Dataset rows describing interfaces
--- START ---
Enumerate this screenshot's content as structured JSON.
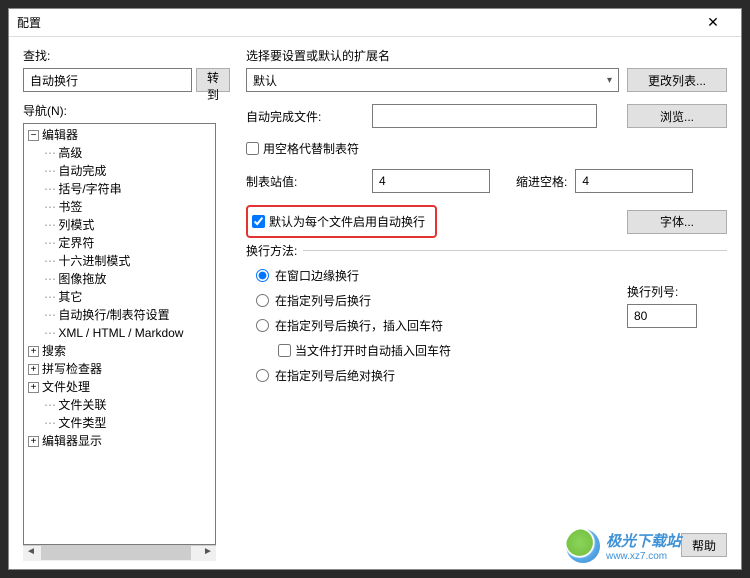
{
  "titlebar": {
    "title": "配置",
    "close": "✕"
  },
  "left": {
    "search_label": "查找:",
    "search_value": "自动换行",
    "goto_btn": "转到",
    "nav_label": "导航(N):",
    "tree": [
      {
        "lvl": 0,
        "tgl": "−",
        "label": "编辑器"
      },
      {
        "lvl": 1,
        "tgl": "",
        "label": "高级"
      },
      {
        "lvl": 1,
        "tgl": "",
        "label": "自动完成"
      },
      {
        "lvl": 1,
        "tgl": "",
        "label": "括号/字符串"
      },
      {
        "lvl": 1,
        "tgl": "",
        "label": "书签"
      },
      {
        "lvl": 1,
        "tgl": "",
        "label": "列模式"
      },
      {
        "lvl": 1,
        "tgl": "",
        "label": "定界符"
      },
      {
        "lvl": 1,
        "tgl": "",
        "label": "十六进制模式"
      },
      {
        "lvl": 1,
        "tgl": "",
        "label": "图像拖放"
      },
      {
        "lvl": 1,
        "tgl": "",
        "label": "其它"
      },
      {
        "lvl": 1,
        "tgl": "",
        "label": "自动换行/制表符设置"
      },
      {
        "lvl": 1,
        "tgl": "",
        "label": "XML / HTML / Markdow"
      },
      {
        "lvl": 0,
        "tgl": "+",
        "label": "搜索"
      },
      {
        "lvl": 0,
        "tgl": "+",
        "label": "拼写检查器"
      },
      {
        "lvl": 0,
        "tgl": "+",
        "label": "文件处理"
      },
      {
        "lvl": 1,
        "tgl": "",
        "label": "文件关联"
      },
      {
        "lvl": 1,
        "tgl": "",
        "label": "文件类型"
      },
      {
        "lvl": 0,
        "tgl": "+",
        "label": "编辑器显示"
      }
    ]
  },
  "right": {
    "ext_label": "选择要设置或默认的扩展名",
    "ext_select": "默认",
    "change_list_btn": "更改列表...",
    "autocomp_label": "自动完成文件:",
    "autocomp_value": "",
    "browse_btn": "浏览...",
    "use_spaces_label": "用空格代替制表符",
    "tab_stop_label": "制表站值:",
    "tab_stop_value": "4",
    "indent_label": "缩进空格:",
    "indent_value": "4",
    "enable_wrap_label": "默认为每个文件启用自动换行",
    "font_btn": "字体...",
    "wrap_group": "换行方法:",
    "r1": "在窗口边缘换行",
    "r2": "在指定列号后换行",
    "r3": "在指定列号后换行，插入回车符",
    "r3_sub": "当文件打开时自动插入回车符",
    "r4": "在指定列号后绝对换行",
    "wrap_col_label": "换行列号:",
    "wrap_col_value": "80",
    "help_btn": "帮助"
  },
  "watermark": {
    "l1": "极光下载站",
    "l2": "www.xz7.com"
  }
}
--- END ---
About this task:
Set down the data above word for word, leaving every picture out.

Reply to the exercise:
Enumerate this screenshot's content as structured JSON.
{
  "titlebar": {
    "title": "配置",
    "close": "✕"
  },
  "left": {
    "search_label": "查找:",
    "search_value": "自动换行",
    "goto_btn": "转到",
    "nav_label": "导航(N):",
    "tree": [
      {
        "lvl": 0,
        "tgl": "−",
        "label": "编辑器"
      },
      {
        "lvl": 1,
        "tgl": "",
        "label": "高级"
      },
      {
        "lvl": 1,
        "tgl": "",
        "label": "自动完成"
      },
      {
        "lvl": 1,
        "tgl": "",
        "label": "括号/字符串"
      },
      {
        "lvl": 1,
        "tgl": "",
        "label": "书签"
      },
      {
        "lvl": 1,
        "tgl": "",
        "label": "列模式"
      },
      {
        "lvl": 1,
        "tgl": "",
        "label": "定界符"
      },
      {
        "lvl": 1,
        "tgl": "",
        "label": "十六进制模式"
      },
      {
        "lvl": 1,
        "tgl": "",
        "label": "图像拖放"
      },
      {
        "lvl": 1,
        "tgl": "",
        "label": "其它"
      },
      {
        "lvl": 1,
        "tgl": "",
        "label": "自动换行/制表符设置"
      },
      {
        "lvl": 1,
        "tgl": "",
        "label": "XML / HTML / Markdow"
      },
      {
        "lvl": 0,
        "tgl": "+",
        "label": "搜索"
      },
      {
        "lvl": 0,
        "tgl": "+",
        "label": "拼写检查器"
      },
      {
        "lvl": 0,
        "tgl": "+",
        "label": "文件处理"
      },
      {
        "lvl": 1,
        "tgl": "",
        "label": "文件关联"
      },
      {
        "lvl": 1,
        "tgl": "",
        "label": "文件类型"
      },
      {
        "lvl": 0,
        "tgl": "+",
        "label": "编辑器显示"
      }
    ]
  },
  "right": {
    "ext_label": "选择要设置或默认的扩展名",
    "ext_select": "默认",
    "change_list_btn": "更改列表...",
    "autocomp_label": "自动完成文件:",
    "autocomp_value": "",
    "browse_btn": "浏览...",
    "use_spaces_label": "用空格代替制表符",
    "tab_stop_label": "制表站值:",
    "tab_stop_value": "4",
    "indent_label": "缩进空格:",
    "indent_value": "4",
    "enable_wrap_label": "默认为每个文件启用自动换行",
    "font_btn": "字体...",
    "wrap_group": "换行方法:",
    "r1": "在窗口边缘换行",
    "r2": "在指定列号后换行",
    "r3": "在指定列号后换行，插入回车符",
    "r3_sub": "当文件打开时自动插入回车符",
    "r4": "在指定列号后绝对换行",
    "wrap_col_label": "换行列号:",
    "wrap_col_value": "80",
    "help_btn": "帮助"
  },
  "watermark": {
    "l1": "极光下载站",
    "l2": "www.xz7.com"
  }
}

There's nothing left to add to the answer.